** MATERIAL PROVIDED follows **

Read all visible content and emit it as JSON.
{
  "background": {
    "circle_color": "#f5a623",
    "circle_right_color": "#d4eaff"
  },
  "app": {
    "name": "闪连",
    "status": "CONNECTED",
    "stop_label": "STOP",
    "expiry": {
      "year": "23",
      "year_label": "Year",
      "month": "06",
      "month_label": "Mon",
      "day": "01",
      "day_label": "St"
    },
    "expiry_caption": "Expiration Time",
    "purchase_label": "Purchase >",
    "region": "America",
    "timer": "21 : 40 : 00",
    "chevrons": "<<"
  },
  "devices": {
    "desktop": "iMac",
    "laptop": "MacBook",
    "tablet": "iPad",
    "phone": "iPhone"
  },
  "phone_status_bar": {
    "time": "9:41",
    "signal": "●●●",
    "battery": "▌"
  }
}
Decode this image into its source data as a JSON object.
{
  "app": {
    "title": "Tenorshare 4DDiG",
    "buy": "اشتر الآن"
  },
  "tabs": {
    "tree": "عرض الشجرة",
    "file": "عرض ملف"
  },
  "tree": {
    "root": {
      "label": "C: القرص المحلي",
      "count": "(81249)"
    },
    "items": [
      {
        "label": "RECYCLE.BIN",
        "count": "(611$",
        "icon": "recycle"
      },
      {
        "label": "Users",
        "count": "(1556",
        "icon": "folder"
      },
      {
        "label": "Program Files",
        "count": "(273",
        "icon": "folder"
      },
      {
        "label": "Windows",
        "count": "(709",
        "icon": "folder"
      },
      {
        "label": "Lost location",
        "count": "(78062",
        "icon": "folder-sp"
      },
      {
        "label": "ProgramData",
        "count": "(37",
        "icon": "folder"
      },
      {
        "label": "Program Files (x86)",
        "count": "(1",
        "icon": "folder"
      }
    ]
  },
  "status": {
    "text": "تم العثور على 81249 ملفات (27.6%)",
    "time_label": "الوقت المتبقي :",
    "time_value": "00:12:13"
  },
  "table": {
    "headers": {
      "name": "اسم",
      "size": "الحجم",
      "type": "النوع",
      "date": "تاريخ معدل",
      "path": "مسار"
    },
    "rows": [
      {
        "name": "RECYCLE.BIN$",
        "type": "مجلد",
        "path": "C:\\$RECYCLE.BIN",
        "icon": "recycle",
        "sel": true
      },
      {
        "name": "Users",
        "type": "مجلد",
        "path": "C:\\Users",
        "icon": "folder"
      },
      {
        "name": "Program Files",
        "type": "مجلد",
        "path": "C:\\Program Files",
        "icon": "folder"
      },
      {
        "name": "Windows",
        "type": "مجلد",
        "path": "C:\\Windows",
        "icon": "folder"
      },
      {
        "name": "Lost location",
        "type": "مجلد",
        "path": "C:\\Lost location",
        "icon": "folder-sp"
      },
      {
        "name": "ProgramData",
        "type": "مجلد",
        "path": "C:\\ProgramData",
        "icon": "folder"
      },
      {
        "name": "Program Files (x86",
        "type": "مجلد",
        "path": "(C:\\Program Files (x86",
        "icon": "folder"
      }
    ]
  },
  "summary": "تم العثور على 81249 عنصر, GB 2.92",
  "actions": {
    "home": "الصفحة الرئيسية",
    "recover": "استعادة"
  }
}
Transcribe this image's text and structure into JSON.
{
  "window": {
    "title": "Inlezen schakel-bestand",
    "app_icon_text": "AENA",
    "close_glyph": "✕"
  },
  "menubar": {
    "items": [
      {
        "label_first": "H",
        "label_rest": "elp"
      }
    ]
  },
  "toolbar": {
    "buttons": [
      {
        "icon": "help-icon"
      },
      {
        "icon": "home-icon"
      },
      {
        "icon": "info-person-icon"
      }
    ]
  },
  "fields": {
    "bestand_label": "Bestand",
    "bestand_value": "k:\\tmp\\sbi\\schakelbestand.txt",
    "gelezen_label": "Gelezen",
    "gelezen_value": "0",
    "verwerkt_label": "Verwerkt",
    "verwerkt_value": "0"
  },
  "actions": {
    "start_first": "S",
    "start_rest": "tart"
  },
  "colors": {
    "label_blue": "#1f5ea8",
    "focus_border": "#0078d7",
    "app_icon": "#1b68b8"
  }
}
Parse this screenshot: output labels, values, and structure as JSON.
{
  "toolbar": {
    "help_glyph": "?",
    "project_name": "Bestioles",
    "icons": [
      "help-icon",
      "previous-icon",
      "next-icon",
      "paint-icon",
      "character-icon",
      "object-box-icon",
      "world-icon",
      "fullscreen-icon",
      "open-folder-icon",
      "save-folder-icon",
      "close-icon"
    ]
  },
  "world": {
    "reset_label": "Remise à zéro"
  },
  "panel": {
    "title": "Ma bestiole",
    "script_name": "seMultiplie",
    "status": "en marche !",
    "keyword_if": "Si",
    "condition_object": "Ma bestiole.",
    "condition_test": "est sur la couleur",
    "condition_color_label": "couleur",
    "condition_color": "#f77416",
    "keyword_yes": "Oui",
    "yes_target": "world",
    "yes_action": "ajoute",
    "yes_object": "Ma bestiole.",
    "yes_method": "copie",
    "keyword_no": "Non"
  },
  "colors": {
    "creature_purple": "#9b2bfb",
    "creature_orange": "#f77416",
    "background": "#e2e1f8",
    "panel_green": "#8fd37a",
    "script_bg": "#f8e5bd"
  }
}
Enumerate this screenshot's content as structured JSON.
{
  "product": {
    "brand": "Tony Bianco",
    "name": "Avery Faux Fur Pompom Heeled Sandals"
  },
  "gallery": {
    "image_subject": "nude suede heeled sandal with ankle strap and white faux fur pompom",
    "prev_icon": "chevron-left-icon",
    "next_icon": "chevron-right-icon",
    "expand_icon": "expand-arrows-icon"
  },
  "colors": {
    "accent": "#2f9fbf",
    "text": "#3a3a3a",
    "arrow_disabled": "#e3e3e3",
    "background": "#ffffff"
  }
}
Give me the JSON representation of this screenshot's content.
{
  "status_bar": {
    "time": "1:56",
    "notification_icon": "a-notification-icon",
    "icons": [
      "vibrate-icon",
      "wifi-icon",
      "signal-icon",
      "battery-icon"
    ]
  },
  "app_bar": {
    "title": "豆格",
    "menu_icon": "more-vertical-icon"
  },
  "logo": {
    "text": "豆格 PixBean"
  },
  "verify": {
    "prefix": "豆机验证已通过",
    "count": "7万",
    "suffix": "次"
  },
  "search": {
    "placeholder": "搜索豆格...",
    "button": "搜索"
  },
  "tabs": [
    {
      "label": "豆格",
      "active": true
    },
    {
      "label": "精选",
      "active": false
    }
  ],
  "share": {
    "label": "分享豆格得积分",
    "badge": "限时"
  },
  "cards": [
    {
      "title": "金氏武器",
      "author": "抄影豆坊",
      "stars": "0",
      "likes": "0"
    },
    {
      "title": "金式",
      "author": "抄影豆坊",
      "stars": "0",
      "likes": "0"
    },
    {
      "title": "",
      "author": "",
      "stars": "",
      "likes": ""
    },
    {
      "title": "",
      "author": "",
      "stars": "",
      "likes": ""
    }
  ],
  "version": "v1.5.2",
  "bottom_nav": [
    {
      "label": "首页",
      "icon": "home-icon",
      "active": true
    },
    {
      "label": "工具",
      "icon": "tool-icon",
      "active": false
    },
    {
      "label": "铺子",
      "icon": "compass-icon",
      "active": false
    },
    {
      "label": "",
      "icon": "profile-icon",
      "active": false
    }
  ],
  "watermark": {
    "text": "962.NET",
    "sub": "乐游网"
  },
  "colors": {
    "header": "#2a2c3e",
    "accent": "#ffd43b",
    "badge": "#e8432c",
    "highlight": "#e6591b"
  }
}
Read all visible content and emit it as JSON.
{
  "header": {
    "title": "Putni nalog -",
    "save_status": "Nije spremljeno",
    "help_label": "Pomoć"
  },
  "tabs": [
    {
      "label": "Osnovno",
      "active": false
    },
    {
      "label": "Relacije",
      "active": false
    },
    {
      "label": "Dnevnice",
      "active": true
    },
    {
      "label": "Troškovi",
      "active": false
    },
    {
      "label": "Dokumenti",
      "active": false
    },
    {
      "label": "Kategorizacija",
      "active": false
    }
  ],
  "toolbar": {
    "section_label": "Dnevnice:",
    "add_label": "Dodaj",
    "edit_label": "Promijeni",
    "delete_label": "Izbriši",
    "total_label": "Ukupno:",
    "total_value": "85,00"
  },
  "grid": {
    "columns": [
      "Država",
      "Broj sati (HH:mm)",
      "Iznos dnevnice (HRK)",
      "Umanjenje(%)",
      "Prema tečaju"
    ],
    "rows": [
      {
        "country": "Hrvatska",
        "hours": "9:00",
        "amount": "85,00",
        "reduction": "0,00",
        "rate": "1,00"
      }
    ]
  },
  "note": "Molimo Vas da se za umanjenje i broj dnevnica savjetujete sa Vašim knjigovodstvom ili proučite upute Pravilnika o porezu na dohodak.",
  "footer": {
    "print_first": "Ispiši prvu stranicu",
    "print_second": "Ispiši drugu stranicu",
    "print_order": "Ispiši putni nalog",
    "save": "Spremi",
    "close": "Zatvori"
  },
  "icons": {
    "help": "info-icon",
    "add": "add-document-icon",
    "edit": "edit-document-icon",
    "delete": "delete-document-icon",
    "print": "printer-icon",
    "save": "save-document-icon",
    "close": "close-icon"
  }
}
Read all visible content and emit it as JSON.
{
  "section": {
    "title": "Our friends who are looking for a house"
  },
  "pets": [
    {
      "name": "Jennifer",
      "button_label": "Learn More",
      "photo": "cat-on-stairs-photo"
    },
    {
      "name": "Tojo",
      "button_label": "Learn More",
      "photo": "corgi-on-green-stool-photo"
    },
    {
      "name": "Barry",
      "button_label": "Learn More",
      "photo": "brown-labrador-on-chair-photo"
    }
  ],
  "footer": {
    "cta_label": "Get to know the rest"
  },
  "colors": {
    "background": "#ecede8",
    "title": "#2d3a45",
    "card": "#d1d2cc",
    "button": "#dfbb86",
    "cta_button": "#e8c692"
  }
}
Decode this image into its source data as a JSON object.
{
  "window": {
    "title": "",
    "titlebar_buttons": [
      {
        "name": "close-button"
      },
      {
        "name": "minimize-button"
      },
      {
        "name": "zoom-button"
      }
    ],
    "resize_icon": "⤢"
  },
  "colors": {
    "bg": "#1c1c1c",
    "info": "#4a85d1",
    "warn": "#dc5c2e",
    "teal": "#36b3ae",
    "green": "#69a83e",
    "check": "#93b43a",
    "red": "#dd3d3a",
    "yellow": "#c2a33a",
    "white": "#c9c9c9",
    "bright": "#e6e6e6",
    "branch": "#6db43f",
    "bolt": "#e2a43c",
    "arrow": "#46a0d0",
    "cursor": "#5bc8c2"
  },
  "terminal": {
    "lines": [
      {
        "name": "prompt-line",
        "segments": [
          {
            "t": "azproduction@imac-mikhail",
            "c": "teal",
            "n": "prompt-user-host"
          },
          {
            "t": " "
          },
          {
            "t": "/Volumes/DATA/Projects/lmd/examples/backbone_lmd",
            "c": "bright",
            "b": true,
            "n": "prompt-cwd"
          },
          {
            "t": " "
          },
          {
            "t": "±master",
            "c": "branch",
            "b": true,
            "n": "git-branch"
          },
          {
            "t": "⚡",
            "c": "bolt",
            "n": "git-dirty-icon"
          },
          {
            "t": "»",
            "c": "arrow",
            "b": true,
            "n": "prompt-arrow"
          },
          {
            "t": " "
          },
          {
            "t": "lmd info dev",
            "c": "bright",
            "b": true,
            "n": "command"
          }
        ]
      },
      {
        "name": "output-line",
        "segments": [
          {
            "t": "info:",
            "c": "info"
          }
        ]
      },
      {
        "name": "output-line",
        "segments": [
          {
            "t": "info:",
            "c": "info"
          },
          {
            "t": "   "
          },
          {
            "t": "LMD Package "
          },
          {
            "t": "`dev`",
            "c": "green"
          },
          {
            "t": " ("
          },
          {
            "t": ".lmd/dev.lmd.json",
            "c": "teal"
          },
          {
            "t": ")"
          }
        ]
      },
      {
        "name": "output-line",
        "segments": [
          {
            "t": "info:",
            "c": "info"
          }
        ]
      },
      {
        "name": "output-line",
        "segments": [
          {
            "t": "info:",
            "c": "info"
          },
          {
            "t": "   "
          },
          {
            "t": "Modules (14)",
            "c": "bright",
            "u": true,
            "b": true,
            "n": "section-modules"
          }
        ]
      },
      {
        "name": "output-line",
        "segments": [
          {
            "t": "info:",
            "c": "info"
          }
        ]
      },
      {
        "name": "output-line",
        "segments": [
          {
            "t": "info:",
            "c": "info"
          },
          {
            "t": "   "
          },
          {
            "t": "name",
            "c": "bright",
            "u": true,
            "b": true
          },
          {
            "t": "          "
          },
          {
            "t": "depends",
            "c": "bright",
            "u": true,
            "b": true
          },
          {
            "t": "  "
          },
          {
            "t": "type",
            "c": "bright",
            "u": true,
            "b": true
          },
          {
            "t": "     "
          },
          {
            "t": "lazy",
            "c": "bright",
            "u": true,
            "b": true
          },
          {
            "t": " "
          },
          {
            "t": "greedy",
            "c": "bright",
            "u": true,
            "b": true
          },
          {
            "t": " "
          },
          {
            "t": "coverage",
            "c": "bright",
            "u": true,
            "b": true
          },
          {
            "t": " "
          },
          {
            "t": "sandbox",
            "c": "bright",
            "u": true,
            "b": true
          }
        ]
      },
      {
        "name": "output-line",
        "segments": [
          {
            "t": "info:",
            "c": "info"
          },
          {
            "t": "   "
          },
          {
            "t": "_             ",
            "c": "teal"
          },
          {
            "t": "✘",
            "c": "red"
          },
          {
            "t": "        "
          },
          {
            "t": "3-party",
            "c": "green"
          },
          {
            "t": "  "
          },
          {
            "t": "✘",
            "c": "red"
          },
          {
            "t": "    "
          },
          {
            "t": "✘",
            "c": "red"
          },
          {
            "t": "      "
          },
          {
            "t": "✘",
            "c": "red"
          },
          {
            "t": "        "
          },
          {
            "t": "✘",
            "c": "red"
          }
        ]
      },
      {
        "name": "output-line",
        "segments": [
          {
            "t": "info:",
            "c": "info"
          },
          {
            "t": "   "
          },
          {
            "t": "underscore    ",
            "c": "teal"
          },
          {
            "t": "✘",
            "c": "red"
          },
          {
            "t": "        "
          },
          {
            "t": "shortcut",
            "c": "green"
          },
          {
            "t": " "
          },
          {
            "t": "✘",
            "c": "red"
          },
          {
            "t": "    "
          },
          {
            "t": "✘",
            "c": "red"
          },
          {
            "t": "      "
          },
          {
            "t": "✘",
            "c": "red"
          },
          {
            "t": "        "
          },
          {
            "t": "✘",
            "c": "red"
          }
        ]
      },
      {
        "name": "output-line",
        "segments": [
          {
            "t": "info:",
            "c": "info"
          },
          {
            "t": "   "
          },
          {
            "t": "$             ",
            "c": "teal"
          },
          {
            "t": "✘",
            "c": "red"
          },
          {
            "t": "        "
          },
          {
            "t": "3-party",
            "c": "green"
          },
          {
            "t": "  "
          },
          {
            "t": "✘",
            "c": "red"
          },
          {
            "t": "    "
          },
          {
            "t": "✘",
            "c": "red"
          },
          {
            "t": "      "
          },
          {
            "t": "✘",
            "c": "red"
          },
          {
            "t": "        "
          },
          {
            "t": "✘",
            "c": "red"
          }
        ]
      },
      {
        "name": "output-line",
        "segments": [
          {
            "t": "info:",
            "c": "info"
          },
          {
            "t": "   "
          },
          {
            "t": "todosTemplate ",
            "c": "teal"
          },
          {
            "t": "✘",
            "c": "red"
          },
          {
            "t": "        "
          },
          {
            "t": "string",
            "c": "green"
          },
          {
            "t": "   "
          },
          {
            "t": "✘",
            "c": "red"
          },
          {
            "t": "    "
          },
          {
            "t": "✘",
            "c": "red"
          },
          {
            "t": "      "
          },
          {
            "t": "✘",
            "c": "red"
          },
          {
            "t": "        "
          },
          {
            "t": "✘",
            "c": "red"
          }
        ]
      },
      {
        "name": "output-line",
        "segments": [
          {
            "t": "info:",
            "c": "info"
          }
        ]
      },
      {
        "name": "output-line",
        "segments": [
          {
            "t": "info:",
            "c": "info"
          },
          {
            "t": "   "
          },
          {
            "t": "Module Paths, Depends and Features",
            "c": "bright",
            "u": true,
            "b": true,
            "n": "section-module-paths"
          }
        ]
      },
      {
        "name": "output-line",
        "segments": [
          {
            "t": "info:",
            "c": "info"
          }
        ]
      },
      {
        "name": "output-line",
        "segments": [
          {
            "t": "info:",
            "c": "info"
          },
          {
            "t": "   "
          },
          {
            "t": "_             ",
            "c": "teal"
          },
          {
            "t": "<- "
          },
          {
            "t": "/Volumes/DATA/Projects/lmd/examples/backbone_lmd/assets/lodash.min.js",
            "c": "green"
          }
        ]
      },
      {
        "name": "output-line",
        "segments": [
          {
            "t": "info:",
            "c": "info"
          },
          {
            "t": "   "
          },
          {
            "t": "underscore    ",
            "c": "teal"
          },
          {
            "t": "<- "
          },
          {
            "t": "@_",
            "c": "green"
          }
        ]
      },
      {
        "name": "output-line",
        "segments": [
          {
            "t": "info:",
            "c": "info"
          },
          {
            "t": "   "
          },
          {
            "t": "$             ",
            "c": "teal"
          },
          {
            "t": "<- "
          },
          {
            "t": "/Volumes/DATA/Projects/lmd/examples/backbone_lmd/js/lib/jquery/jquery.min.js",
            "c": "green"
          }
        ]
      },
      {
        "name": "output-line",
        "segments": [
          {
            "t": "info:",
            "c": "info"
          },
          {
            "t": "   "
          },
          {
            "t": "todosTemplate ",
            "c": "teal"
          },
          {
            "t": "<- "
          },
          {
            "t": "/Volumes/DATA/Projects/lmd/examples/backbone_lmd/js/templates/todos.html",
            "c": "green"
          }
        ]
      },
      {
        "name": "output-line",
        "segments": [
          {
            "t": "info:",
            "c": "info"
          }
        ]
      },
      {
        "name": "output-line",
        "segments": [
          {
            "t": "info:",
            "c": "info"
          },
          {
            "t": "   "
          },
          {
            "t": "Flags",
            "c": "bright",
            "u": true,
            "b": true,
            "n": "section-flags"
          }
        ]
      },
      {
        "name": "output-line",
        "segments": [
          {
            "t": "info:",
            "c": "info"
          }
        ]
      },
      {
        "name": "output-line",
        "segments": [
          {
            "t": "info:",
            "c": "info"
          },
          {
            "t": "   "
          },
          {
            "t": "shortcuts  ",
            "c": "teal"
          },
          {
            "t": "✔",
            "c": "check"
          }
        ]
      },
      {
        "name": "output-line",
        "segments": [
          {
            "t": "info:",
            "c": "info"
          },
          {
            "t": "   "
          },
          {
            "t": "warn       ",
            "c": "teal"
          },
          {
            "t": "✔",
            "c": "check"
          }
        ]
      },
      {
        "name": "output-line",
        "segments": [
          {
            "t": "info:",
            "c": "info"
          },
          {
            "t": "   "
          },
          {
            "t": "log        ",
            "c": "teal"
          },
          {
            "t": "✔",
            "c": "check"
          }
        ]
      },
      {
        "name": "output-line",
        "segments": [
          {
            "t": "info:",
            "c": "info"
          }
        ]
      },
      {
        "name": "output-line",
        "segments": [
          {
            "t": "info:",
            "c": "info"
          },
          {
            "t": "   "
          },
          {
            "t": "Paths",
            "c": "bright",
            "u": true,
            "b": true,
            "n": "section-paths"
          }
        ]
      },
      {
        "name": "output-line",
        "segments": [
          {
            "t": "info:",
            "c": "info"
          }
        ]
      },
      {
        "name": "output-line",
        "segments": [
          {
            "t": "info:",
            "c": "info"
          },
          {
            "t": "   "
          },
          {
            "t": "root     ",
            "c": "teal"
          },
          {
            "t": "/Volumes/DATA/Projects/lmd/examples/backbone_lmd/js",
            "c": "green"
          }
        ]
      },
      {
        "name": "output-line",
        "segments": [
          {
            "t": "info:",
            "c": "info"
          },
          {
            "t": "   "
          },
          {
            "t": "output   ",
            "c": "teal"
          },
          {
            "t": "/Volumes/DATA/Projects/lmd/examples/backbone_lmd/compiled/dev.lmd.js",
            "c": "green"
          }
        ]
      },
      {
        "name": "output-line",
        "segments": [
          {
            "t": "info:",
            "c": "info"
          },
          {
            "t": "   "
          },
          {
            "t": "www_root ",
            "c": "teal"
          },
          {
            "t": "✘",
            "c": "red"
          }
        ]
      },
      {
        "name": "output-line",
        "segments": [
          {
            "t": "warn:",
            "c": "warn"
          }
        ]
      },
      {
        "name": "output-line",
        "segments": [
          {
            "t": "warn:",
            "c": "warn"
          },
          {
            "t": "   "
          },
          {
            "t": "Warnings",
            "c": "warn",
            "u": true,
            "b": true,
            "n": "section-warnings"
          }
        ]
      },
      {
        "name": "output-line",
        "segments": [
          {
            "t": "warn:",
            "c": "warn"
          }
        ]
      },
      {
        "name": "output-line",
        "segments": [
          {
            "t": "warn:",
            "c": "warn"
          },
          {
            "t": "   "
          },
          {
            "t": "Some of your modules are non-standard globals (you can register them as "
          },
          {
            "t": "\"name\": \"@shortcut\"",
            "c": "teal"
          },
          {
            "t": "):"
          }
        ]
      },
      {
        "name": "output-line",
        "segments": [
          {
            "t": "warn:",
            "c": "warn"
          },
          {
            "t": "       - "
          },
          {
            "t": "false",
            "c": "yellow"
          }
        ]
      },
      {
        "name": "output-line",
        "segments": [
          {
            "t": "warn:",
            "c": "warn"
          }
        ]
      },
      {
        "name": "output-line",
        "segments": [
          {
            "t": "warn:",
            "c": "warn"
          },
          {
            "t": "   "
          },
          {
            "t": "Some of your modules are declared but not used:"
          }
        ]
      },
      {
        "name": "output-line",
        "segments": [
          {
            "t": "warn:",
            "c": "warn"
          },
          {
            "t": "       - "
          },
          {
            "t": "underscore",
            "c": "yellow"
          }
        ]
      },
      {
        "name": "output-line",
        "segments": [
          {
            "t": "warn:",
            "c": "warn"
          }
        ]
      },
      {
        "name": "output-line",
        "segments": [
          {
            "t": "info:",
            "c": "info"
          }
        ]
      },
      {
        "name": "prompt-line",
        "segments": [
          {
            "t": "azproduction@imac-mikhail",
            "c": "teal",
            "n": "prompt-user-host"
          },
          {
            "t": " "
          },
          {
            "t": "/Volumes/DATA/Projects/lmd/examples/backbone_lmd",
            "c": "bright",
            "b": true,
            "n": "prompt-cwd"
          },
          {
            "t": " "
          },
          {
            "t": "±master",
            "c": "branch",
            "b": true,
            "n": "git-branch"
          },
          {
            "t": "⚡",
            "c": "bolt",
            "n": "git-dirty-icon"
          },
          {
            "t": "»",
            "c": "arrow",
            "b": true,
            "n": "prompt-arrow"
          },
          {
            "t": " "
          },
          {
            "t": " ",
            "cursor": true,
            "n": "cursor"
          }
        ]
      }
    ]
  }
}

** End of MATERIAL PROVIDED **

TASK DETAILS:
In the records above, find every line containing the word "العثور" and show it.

RESULT OF THE TASK:
    "text": "تم العثور على 81249 ملفات (27.6%)",
  "summary": "تم العثور على 81249 عنصر, GB 2.92",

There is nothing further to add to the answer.